    ReplyDelete
    Replies
    1. Hello Comrade I have just stumbled upon this blog. I read what you had to say and found it sweet. I hope everything has gone well for you and that you did find the courage to go after what you want.

      Delete

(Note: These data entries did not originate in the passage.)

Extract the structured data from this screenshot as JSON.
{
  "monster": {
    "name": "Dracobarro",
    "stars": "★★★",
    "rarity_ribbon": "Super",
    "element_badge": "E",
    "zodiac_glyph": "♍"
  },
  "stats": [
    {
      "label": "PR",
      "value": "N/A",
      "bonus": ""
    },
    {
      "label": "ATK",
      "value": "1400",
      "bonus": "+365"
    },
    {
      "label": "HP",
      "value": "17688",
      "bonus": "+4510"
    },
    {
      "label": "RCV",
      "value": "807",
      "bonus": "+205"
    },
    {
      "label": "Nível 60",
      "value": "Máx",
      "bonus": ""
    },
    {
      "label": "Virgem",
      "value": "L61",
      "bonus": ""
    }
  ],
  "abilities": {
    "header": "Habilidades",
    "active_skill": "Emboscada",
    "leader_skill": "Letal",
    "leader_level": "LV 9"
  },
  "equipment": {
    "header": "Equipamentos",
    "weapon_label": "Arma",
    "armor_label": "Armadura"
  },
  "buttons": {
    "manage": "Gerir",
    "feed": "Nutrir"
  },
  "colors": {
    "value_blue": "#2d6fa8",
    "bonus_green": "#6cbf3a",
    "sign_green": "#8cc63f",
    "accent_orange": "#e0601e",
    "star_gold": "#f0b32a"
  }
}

  14. hi all. I live on a small peninsula, very rural. the races are defined as black, white, Mexican, which to me is crazy. Over the years, the interracial relationships amongst the black men and white women have skyrocketed here, and there are lots of biracial children, most of whom are being raised in a household with grandparents who didn't like mixing races, or African Americans period, so I am glad to see that change and this area become a melting pot. This is the "Bible Belt" and gays are not really accepted here. The only gays you see here are Caucasian, mostly lesbian. The black community is so religious here, that there are lot of closeted relationships. Only the studs, or tomboyish girls come out, there are no femmes here in the black community. I think they are all either fake heterosexual relationships, and sneaking around with women. I am a rare femme AA woman who was in an interracial relationship for two years. I too was closeted because of my faith, which cost me my relationship. I still grieve it, but losing her made me come out to my mom, which was hard to do when your heart is broken. The black community still has a long way to go in rural areas, in which there is a church on every corner, and everybody knows everybody. I wish I hadn't worried about what my family would think of me. I have a cousin going through lots of anxiety now because she can't come out, and my mom has already told me she won't visit me if I get into another lesbian relationship, and I was very upset that as a religious woman she was rude, disrespectful, and racist about my interracial relationship. My girlfriend's family opened their hearts and their homes to me, they just hated to see her long to be with me in my circles, and from which I excluded her. She dated black women her whole life and lost her virginity to one, but she finally got tired of the loneliness and embarrassment of being openly gay in a closeted relationship, that she now is in her first all white lesbian relationship. She says it feels so good not to hide, told me she loved me and asked me to forgive her. I could be happy for her if she didn't cheat, and move in with another woman, someone she hardly knew, but I can't. My pain made me hate her, and I am glad she's not in the area anymore. lesbians do everything so fast, she was posting facebook pictures of her new relationship within weeks of our breakup. I am attracted to other races, mainly white women, but in this area they don't look at black women that way, and they openly say that they would sleep with a black man before they would a black woman, and that is hurtful, but again its true to this area and the ignorance the other races have about black women. I am college educated and professional, and my white girlfriend dropped out of high school, got her GED and went through a million different jobs. I never judged her, I tried to encourage her to go back to school, and to stay on a job long enough to get benefits. She has now passed that on to her new girlfriend, they both are students, and I like to thank I had something to do with her wanted to better herself. If I plan to pursue another interracial relationship, I'm going to have to leave this area or meet someone online.

    ReplyDelete